● Assigned task:
Restate the records below word for word, and omit the images they hold.

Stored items
----

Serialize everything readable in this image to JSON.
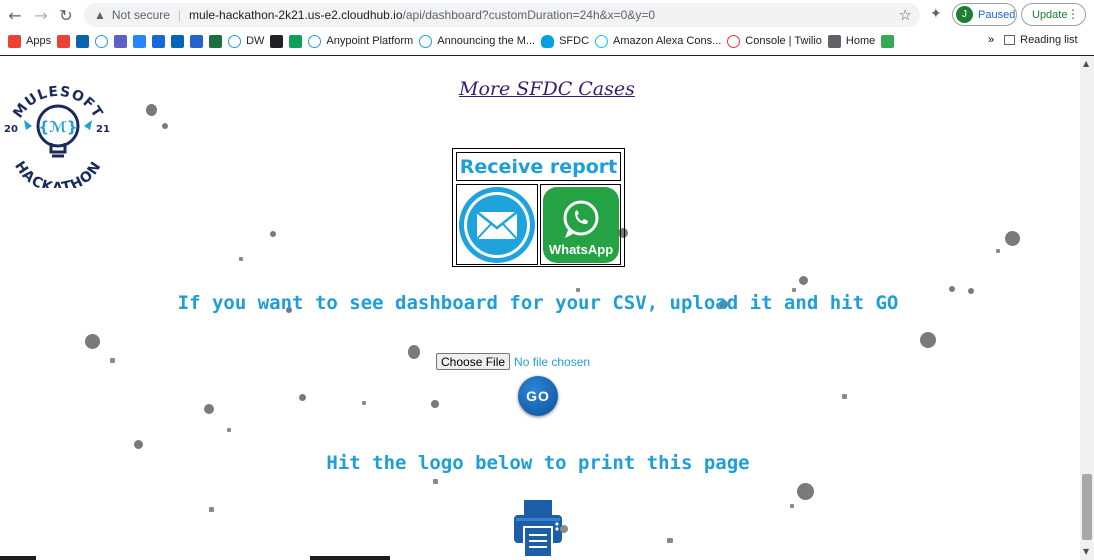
{
  "browser": {
    "security_label": "Not secure",
    "url_host": "mule-hackathon-2k21.us-e2.cloudhub.io",
    "url_path": "/api/dashboard?customDuration=24h&x=0&y=0",
    "profile_initial": "J",
    "profile_status": "Paused",
    "update_label": "Update",
    "bookmarks": [
      {
        "label": "Apps",
        "icon": "apps-grid-icon",
        "color": "#ea4335"
      },
      {
        "label": "",
        "icon": "gmail-icon",
        "color": "#ea4335"
      },
      {
        "label": "",
        "icon": "outlook-icon",
        "color": "#0a64ad"
      },
      {
        "label": "",
        "icon": "mulesoft-icon",
        "color": "#1f9fd8"
      },
      {
        "label": "",
        "icon": "teams-icon",
        "color": "#5b5fc7"
      },
      {
        "label": "",
        "icon": "jira-icon",
        "color": "#2684ff"
      },
      {
        "label": "",
        "icon": "confluence-icon",
        "color": "#1868db"
      },
      {
        "label": "",
        "icon": "onedrive-icon",
        "color": "#0364b8"
      },
      {
        "label": "",
        "icon": "planner-icon",
        "color": "#2564cf"
      },
      {
        "label": "",
        "icon": "excel-icon",
        "color": "#1d6f42"
      },
      {
        "label": "DW",
        "icon": "mulesoft-icon",
        "color": "#1f9fd8"
      },
      {
        "label": "",
        "icon": "cb-icon",
        "color": "#202124"
      },
      {
        "label": "",
        "icon": "tc-icon",
        "color": "#0f9d58"
      },
      {
        "label": "Anypoint Platform",
        "icon": "mulesoft-icon",
        "color": "#1f9fd8"
      },
      {
        "label": "Announcing the M...",
        "icon": "mulesoft-icon",
        "color": "#1f9fd8"
      },
      {
        "label": "SFDC",
        "icon": "salesforce-cloud-icon",
        "color": "#00a1e0"
      },
      {
        "label": "Amazon Alexa Cons...",
        "icon": "alexa-icon",
        "color": "#00caff"
      },
      {
        "label": "Console | Twilio",
        "icon": "twilio-icon",
        "color": "#f22f46"
      },
      {
        "label": "Home",
        "icon": "home-eye-icon",
        "color": "#5f6368"
      },
      {
        "label": "",
        "icon": "green-square-icon",
        "color": "#34a853"
      }
    ],
    "overflow_label": "»",
    "reading_list_label": "Reading list"
  },
  "page": {
    "more_cases_link": "More SFDC Cases",
    "receive_report_label": "Receive report",
    "whatsapp_label": "WhatsApp",
    "csv_heading": "If you want to see dashboard for your CSV, upload it and hit GO",
    "choose_file_label": "Choose File",
    "no_file_label": "No file chosen",
    "go_label": "GO",
    "print_heading": "Hit the logo below to print this page",
    "logo": {
      "top_text": "MULESOFT",
      "bottom_text": "HACKATHON",
      "year_left": "20",
      "year_right": "21"
    }
  },
  "colors": {
    "accent_blue": "#1f9fd8",
    "whatsapp_green": "#25a244",
    "link_purple": "#3a1d6e",
    "logo_navy": "#1a2a5a"
  }
}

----

● Response below:
Serialize everything readable in this image to JSON.
{
  "browser": {
    "security_label": "Not secure",
    "url_host": "mule-hackathon-2k21.us-e2.cloudhub.io",
    "url_path": "/api/dashboard?customDuration=24h&x=0&y=0",
    "profile_initial": "J",
    "profile_status": "Paused",
    "update_label": "Update",
    "bookmarks": [
      {
        "label": "Apps",
        "icon": "apps-grid-icon",
        "color": "#ea4335"
      },
      {
        "label": "",
        "icon": "gmail-icon",
        "color": "#ea4335"
      },
      {
        "label": "",
        "icon": "outlook-icon",
        "color": "#0a64ad"
      },
      {
        "label": "",
        "icon": "mulesoft-icon",
        "color": "#1f9fd8"
      },
      {
        "label": "",
        "icon": "teams-icon",
        "color": "#5b5fc7"
      },
      {
        "label": "",
        "icon": "jira-icon",
        "color": "#2684ff"
      },
      {
        "label": "",
        "icon": "confluence-icon",
        "color": "#1868db"
      },
      {
        "label": "",
        "icon": "onedrive-icon",
        "color": "#0364b8"
      },
      {
        "label": "",
        "icon": "planner-icon",
        "color": "#2564cf"
      },
      {
        "label": "",
        "icon": "excel-icon",
        "color": "#1d6f42"
      },
      {
        "label": "DW",
        "icon": "mulesoft-icon",
        "color": "#1f9fd8"
      },
      {
        "label": "",
        "icon": "cb-icon",
        "color": "#202124"
      },
      {
        "label": "",
        "icon": "tc-icon",
        "color": "#0f9d58"
      },
      {
        "label": "Anypoint Platform",
        "icon": "mulesoft-icon",
        "color": "#1f9fd8"
      },
      {
        "label": "Announcing the M...",
        "icon": "mulesoft-icon",
        "color": "#1f9fd8"
      },
      {
        "label": "SFDC",
        "icon": "salesforce-cloud-icon",
        "color": "#00a1e0"
      },
      {
        "label": "Amazon Alexa Cons...",
        "icon": "alexa-icon",
        "color": "#00caff"
      },
      {
        "label": "Console | Twilio",
        "icon": "twilio-icon",
        "color": "#f22f46"
      },
      {
        "label": "Home",
        "icon": "home-eye-icon",
        "color": "#5f6368"
      },
      {
        "label": "",
        "icon": "green-square-icon",
        "color": "#34a853"
      }
    ],
    "overflow_label": "»",
    "reading_list_label": "Reading list"
  },
  "page": {
    "more_cases_link": "More SFDC Cases",
    "receive_report_label": "Receive report",
    "whatsapp_label": "WhatsApp",
    "csv_heading": "If you want to see dashboard for your CSV, upload it and hit GO",
    "choose_file_label": "Choose File",
    "no_file_label": "No file chosen",
    "go_label": "GO",
    "print_heading": "Hit the logo below to print this page",
    "logo": {
      "top_text": "MULESOFT",
      "bottom_text": "HACKATHON",
      "year_left": "20",
      "year_right": "21"
    }
  },
  "colors": {
    "accent_blue": "#1f9fd8",
    "whatsapp_green": "#25a244",
    "link_purple": "#3a1d6e",
    "logo_navy": "#1a2a5a"
  }
}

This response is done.